"And as for me,
I made up my mind back in Chelsea,
When I go, I'm going like Elsie.
Start by admitting
From cradle to tomb
Isn't that long a stay.
Life is a Cabaret, old chum,
Only a Cabaret, old chum,
And I love a Cabaret!"
- From the musical, Cabaret
It's been a tough week.
Three men - all friends, all men, all struggling to live.
One: arthritis, pain, daily struggle to walk, difficult to get out, schizoid, introverted, afraid, waiting.
Two: neck lump, squamous cell carcinoma, resected, margins clear except at base of skull. On to radiation.
Three: gregarious, outgoing, regal, arm weakness, calls 911, hospital in 30 min, thrombolytic, intracranial bleed, on ventillator.
Why, after all the countless human tragedies, working with people daily that have survived sudden death, does there come a time when I reflect on the human condition?

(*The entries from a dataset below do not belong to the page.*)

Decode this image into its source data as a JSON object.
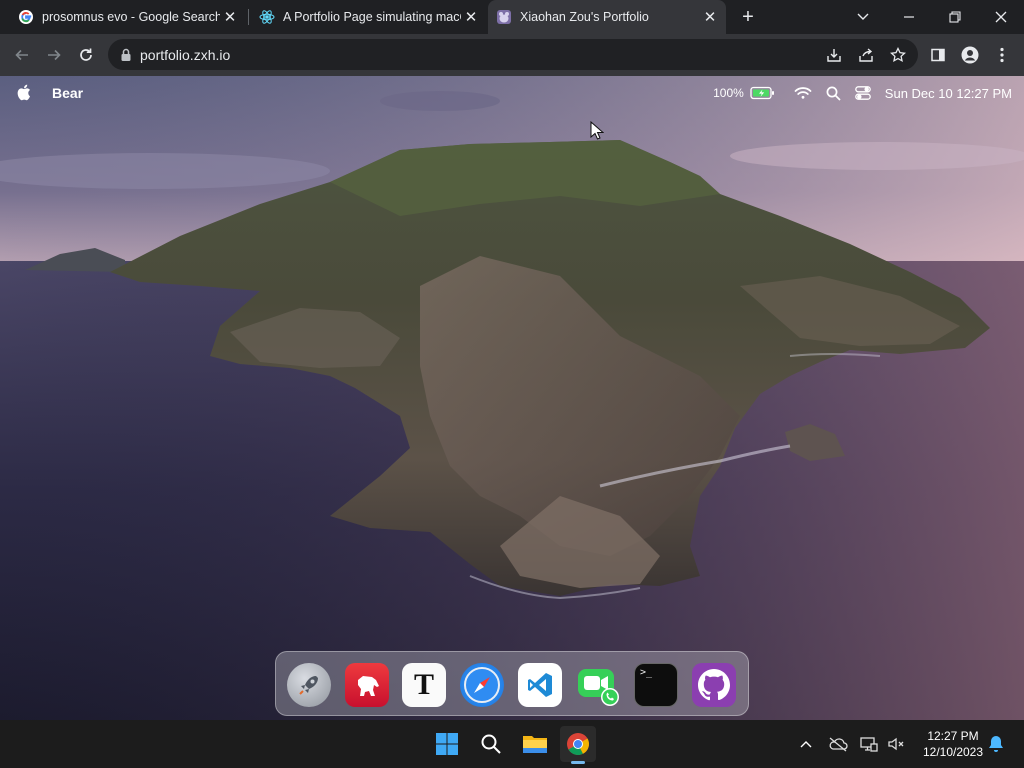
{
  "browser": {
    "tabs": [
      {
        "title": "prosomnus evo - Google Search",
        "icon": "google-icon"
      },
      {
        "title": "A Portfolio Page simulating macOS",
        "icon": "react-icon"
      },
      {
        "title": "Xiaohan Zou's Portfolio",
        "icon": "bear-icon",
        "active": true
      }
    ],
    "address": "portfolio.zxh.io"
  },
  "menubar": {
    "app_name": "Bear",
    "battery": "100%",
    "datetime": "Sun Dec 10 12:27 PM"
  },
  "dock": {
    "apps": [
      {
        "name": "Launchpad",
        "icon": "rocket-icon"
      },
      {
        "name": "Bear",
        "icon": "bear-app-icon"
      },
      {
        "name": "Typora",
        "icon": "typora-icon",
        "glyph": "T"
      },
      {
        "name": "Safari",
        "icon": "safari-icon"
      },
      {
        "name": "VSCode",
        "icon": "vscode-icon"
      },
      {
        "name": "FaceTime",
        "icon": "facetime-icon"
      },
      {
        "name": "Terminal",
        "icon": "terminal-icon",
        "glyph": ">_"
      },
      {
        "name": "GitHub",
        "icon": "github-icon"
      }
    ]
  },
  "taskbar": {
    "time": "12:27 PM",
    "date": "12/10/2023"
  }
}
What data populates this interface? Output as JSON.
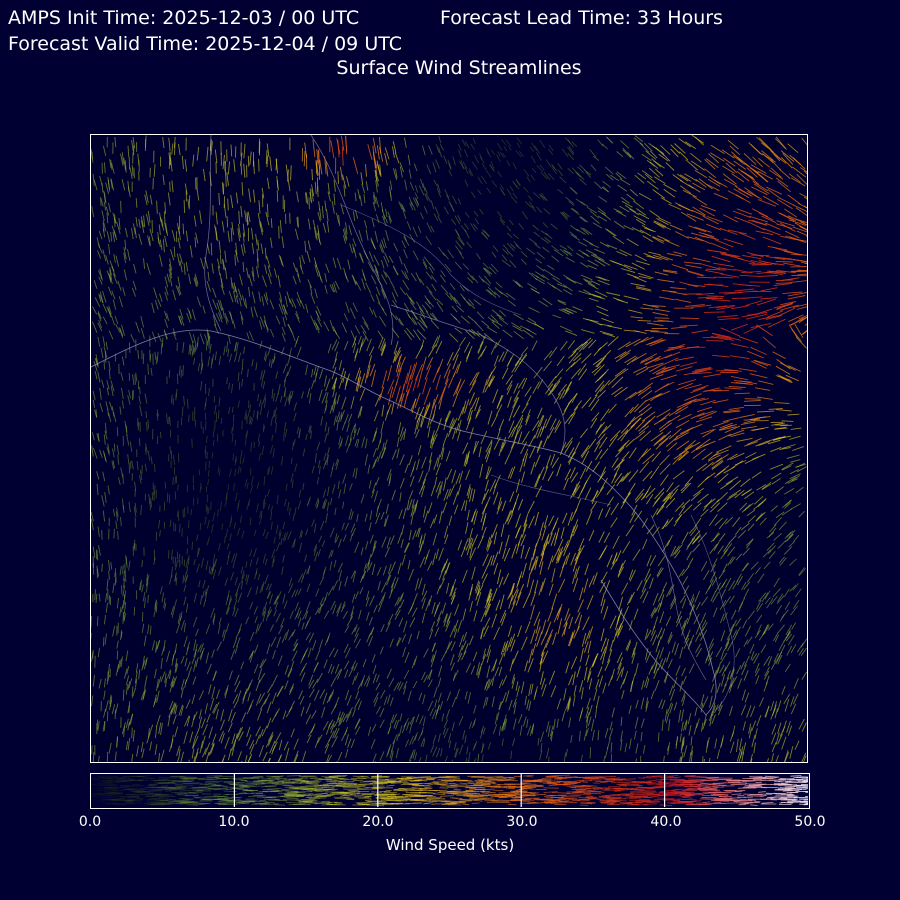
{
  "header": {
    "init_time": "AMPS Init Time: 2025-12-03 / 00 UTC",
    "lead_time": "Forecast Lead Time: 33 Hours",
    "valid_time": "Forecast Valid Time: 2025-12-04 / 09 UTC",
    "subtitle": "Surface Wind Streamlines"
  },
  "colorbar": {
    "label": "Wind Speed (kts)",
    "min": 0,
    "max": 50,
    "ticks": [
      "0.0",
      "10.0",
      "20.0",
      "30.0",
      "40.0",
      "50.0"
    ],
    "tick_values": [
      0,
      10,
      20,
      30,
      40,
      50
    ],
    "colors": {
      "calm": "#1a2410",
      "light": "#7fb040",
      "moderate": "#e0d020",
      "strong": "#e86a10",
      "very_strong": "#c81818",
      "extreme": "#f0f0ff"
    }
  },
  "map": {
    "background": "#000033",
    "coastline_color": "#9a9ab8"
  }
}
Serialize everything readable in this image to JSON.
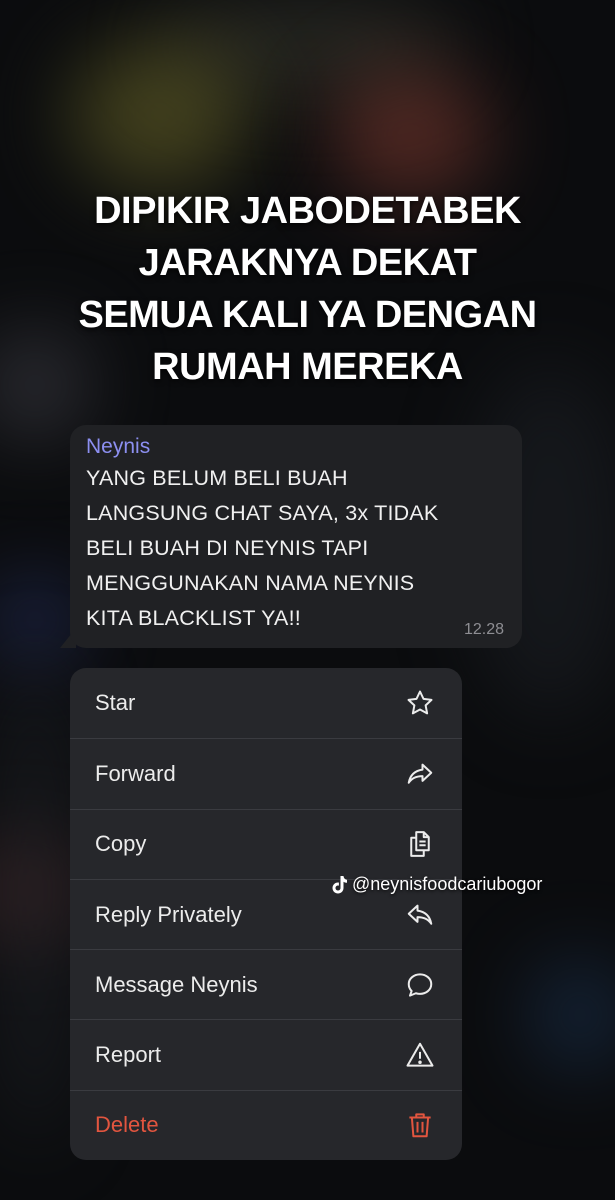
{
  "headline": {
    "lines": [
      "DIPIKIR JABODETABEK",
      "JARAKNYA DEKAT",
      "SEMUA KALI YA DENGAN",
      "RUMAH MEREKA"
    ]
  },
  "message": {
    "sender": "Neynis",
    "lines": [
      "YANG BELUM BELI BUAH",
      "LANGSUNG CHAT SAYA, 3x TIDAK",
      "BELI BUAH DI NEYNIS TAPI",
      "MENGGUNAKAN NAMA NEYNIS",
      "KITA BLACKLIST YA!!"
    ],
    "time": "12.28"
  },
  "context_menu": {
    "items": [
      {
        "label": "Star",
        "icon": "star-icon"
      },
      {
        "label": "Forward",
        "icon": "forward-icon"
      },
      {
        "label": "Copy",
        "icon": "copy-icon"
      },
      {
        "label": "Reply Privately",
        "icon": "reply-icon"
      },
      {
        "label": "Message Neynis",
        "icon": "chat-bubble-icon"
      },
      {
        "label": "Report",
        "icon": "warning-icon"
      },
      {
        "label": "Delete",
        "icon": "trash-icon"
      }
    ],
    "delete_color": "#e2553f"
  },
  "watermark": {
    "handle": "@neynisfoodcariubogor",
    "icon": "tiktok-icon"
  },
  "colors": {
    "sender_name": "#8c8ff0",
    "bubble_bg": "#202124",
    "menu_bg": "#26272b"
  }
}
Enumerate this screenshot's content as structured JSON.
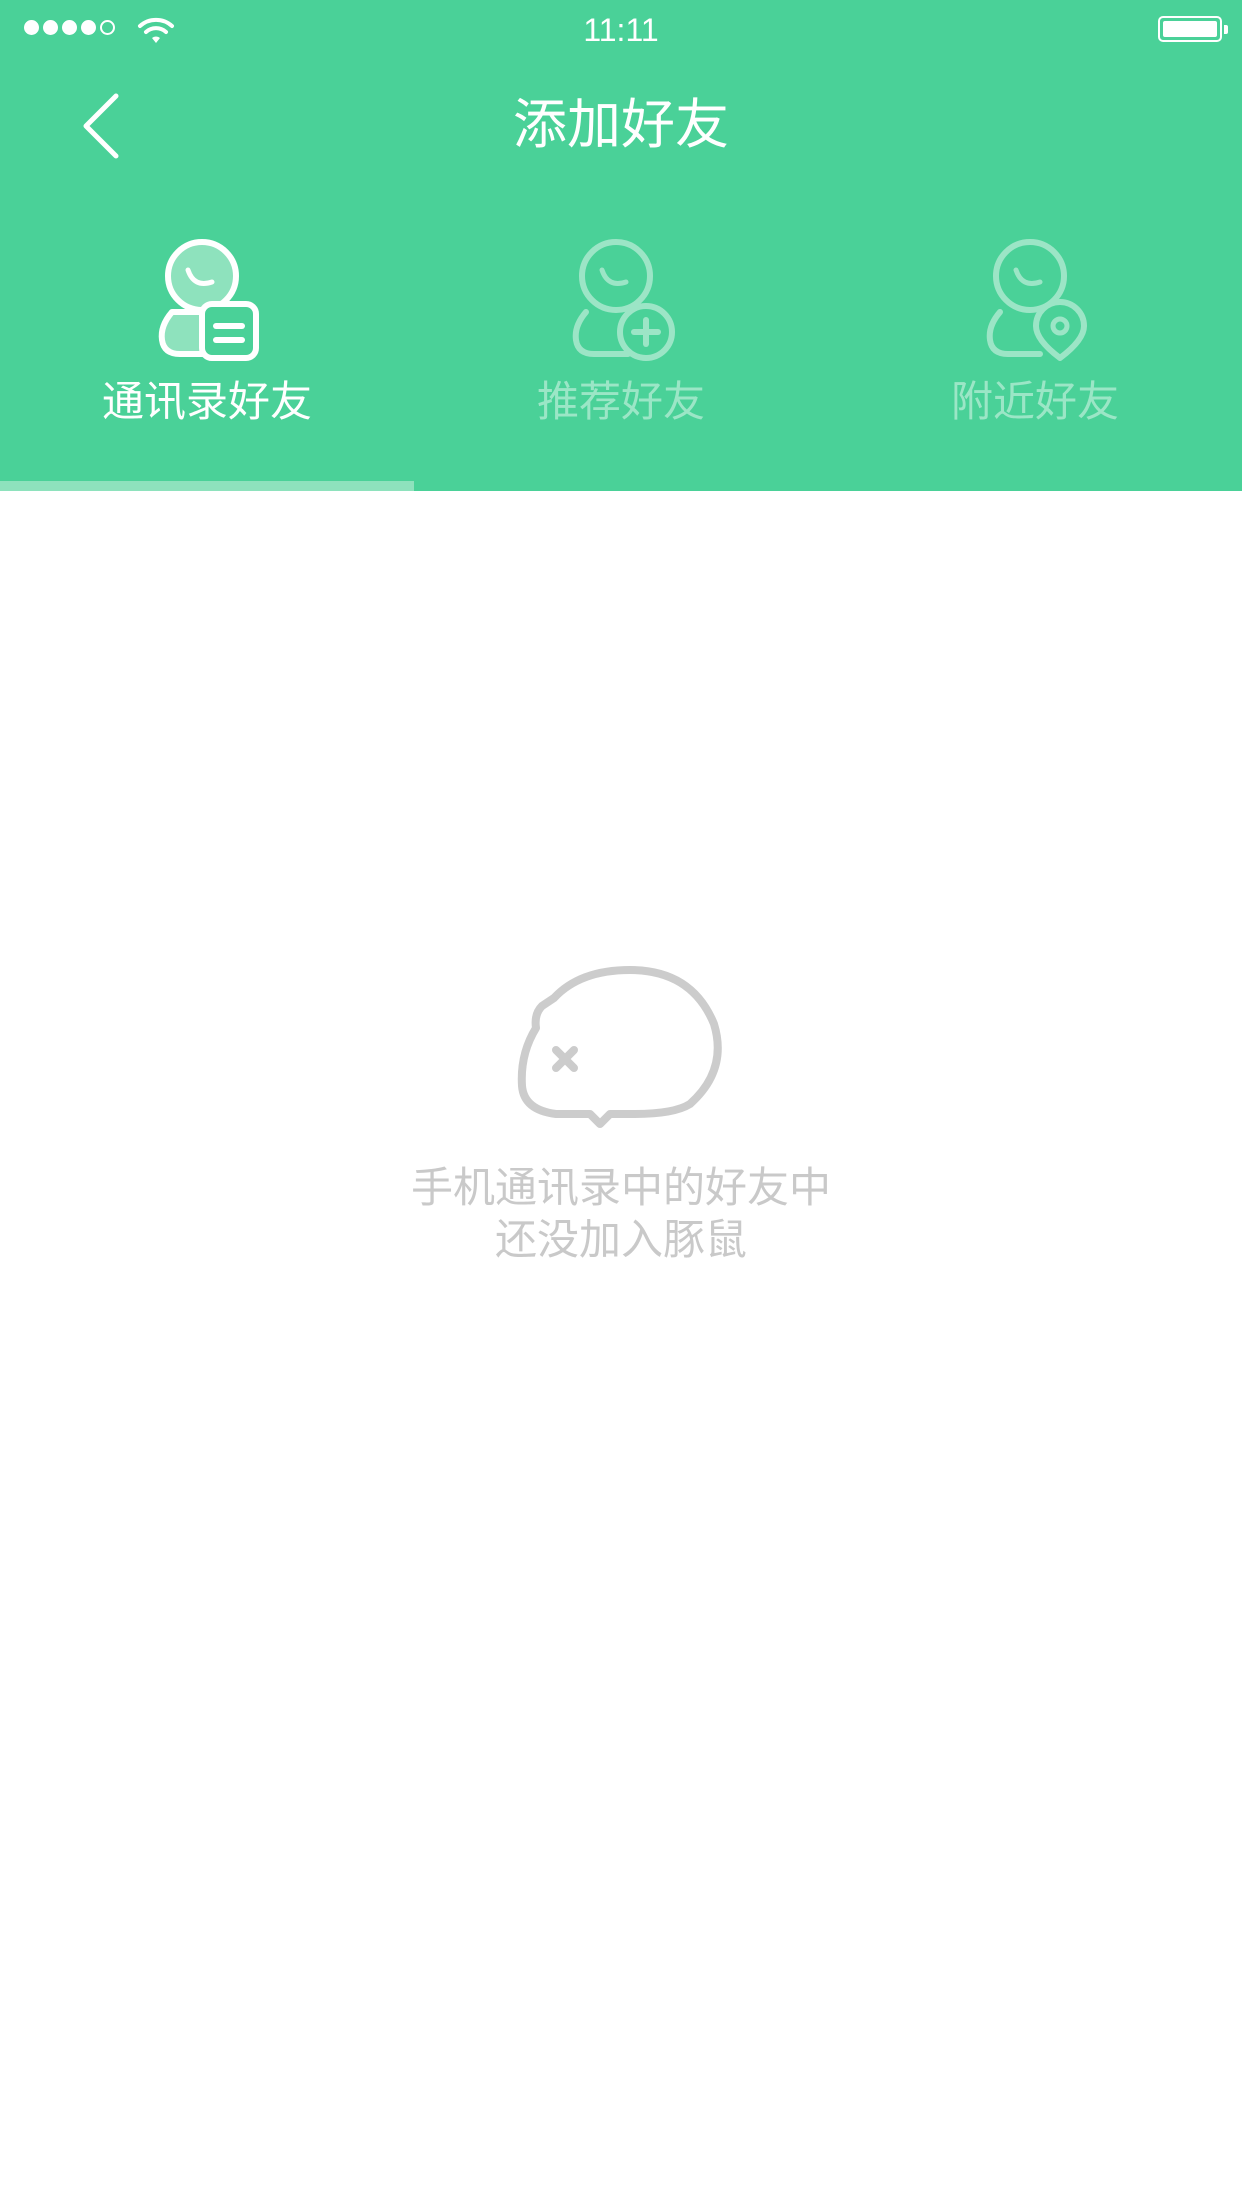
{
  "status_bar": {
    "time": "11:11",
    "signal_bars_filled": 4,
    "signal_bars_total": 5,
    "battery_level": 1.0
  },
  "nav": {
    "title": "添加好友",
    "back_icon": "chevron-left-icon"
  },
  "tabs": [
    {
      "label": "通讯录好友",
      "icon": "contact-book-user-icon",
      "active": true
    },
    {
      "label": "推荐好友",
      "icon": "add-user-icon",
      "active": false
    },
    {
      "label": "附近好友",
      "icon": "location-user-icon",
      "active": false
    }
  ],
  "empty_state": {
    "icon": "hamster-icon",
    "line1": "手机通讯录中的好友中",
    "line2": "还没加入豚鼠"
  },
  "colors": {
    "header_bg": "#4ad198",
    "indicator": "#8ee2bd",
    "empty_text": "#c9c9c9",
    "empty_icon": "#cccccc"
  }
}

I suppose the blind eye I turned on my cadaver during its dissection the first day of medical school, the compartmentalization of signs, symptoms, and pathologies that we learn so carefully in medical school, the intellectualization of medicine, has helped me cope.
But when we've played the game, step back and look at the big picture, the way people live and die, we see the futility of the rat-race, the striving to get ahead, to be wiser, richer both intellectually and financially. It is the very nature of the human condition that we must stop and really realize the limits of life and consider how we want to live. That every day is a gift to be cherished. That no matter what happens in the end, it's all about friends and family. And our faith that helps us understand that there's a meaning to it all.
"I'm just sittin' here watching the wheel go round and round.
I really love to watch it roll.
No longer riding on the merri-go-round
I just had to let it go."
- John Lennon